Ayrton without a doubt had a natural talent for driving. After watching hours of race footage, the excellent Senna documentary, and interviews of other drivers on their opinions of Senna, I have come to the conclusion that it is impossible to deny his presence among the all-time greats in F1.
Not only was his driving spectacular, but he was also a great character and a kind person. Even though he was incredibly aggressive on the race track, he was genuinely concerned over the safety in F1, and was a strong advocate of several safety reforms throughout his career.
My favorite Senna moment was during qualifying of Spa in 1992, when Erik Comas crashed heavily and was knocked unconscious with his foot on the throttle. The following video explains what happens.

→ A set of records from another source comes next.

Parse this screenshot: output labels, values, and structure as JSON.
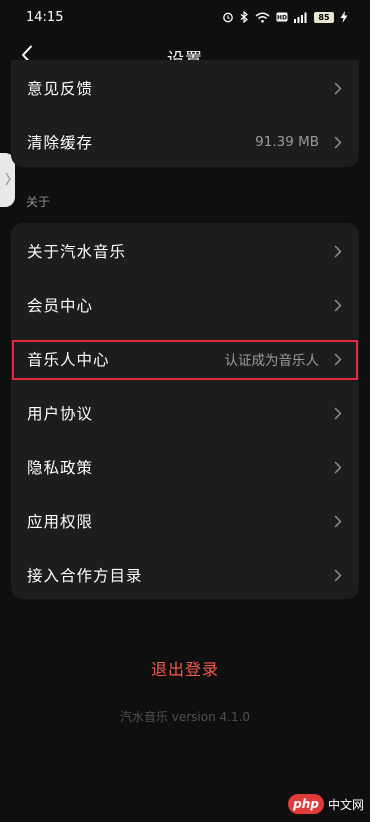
{
  "status_bar": {
    "time": "14:15",
    "battery_level": "85"
  },
  "header": {
    "title": "设置"
  },
  "top_card": {
    "items": [
      {
        "label": "意见反馈",
        "value": ""
      },
      {
        "label": "清除缓存",
        "value": "91.39 MB"
      }
    ]
  },
  "about_section": {
    "label": "关于",
    "items": [
      {
        "label": "关于汽水音乐",
        "value": ""
      },
      {
        "label": "会员中心",
        "value": ""
      },
      {
        "label": "音乐人中心",
        "value": "认证成为音乐人"
      },
      {
        "label": "用户协议",
        "value": ""
      },
      {
        "label": "隐私政策",
        "value": ""
      },
      {
        "label": "应用权限",
        "value": ""
      },
      {
        "label": "接入合作方目录",
        "value": ""
      }
    ]
  },
  "logout_label": "退出登录",
  "version_text": "汽水音乐 version 4.1.0",
  "watermark": {
    "logo_text": "php",
    "site_text": "中文网"
  },
  "colors": {
    "background": "#0f0f10",
    "card": "#1d1d1f",
    "accent_red": "#f25b4c",
    "highlight_border": "#e8283d"
  }
}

Senna knew that if Comas kept his foot on the throttle for two long, it could result in an explosion or a fire, which would kill Comas. Instead of driving past like the other drivers at the scene, Senna took the time to get out of his car and sprint across the track to rush to the side of Comas. Senna cut the engine and prevented what could have been a tragic event for F1. It is this level of compassion and respect for other drivers that made Senna so special in my mind. His aggression while competing for the title, contrasted with actions like these to save the lives of other drivers makes Senna one of the most interesting characters in F1 history. Some argue whether he was dangerous or not, but nobody can deny that he was a fascinating piece of F1 history.